= Description of the task =
Using the data below, show every line where the word "name" occurs.

Items listed in a dataset:
▼

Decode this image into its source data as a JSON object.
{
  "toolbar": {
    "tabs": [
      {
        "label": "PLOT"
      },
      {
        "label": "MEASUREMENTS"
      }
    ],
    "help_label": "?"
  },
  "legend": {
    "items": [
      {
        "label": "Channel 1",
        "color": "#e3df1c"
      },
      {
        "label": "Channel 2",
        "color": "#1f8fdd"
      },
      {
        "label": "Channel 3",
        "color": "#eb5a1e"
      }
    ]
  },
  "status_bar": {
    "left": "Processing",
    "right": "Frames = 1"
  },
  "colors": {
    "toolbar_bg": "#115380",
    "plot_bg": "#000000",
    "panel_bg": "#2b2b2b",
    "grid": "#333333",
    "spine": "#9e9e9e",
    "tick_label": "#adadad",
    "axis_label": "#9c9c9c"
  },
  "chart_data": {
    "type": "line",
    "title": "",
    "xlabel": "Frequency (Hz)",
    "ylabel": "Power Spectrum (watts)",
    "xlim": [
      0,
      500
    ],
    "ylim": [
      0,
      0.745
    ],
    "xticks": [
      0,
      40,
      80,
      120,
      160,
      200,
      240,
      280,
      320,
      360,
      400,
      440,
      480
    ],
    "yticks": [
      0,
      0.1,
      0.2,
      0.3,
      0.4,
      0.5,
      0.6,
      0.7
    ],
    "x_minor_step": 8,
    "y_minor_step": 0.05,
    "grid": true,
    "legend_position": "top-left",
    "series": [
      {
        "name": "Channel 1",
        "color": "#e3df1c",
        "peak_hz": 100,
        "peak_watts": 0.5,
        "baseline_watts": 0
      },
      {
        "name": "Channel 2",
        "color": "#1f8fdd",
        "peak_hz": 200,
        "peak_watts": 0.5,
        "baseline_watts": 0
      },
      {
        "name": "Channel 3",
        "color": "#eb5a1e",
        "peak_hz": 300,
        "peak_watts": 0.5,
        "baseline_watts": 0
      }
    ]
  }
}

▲

= Result of this exercise =
        "name": "Channel 1",
        "name": "Channel 2",
        "name": "Channel 3",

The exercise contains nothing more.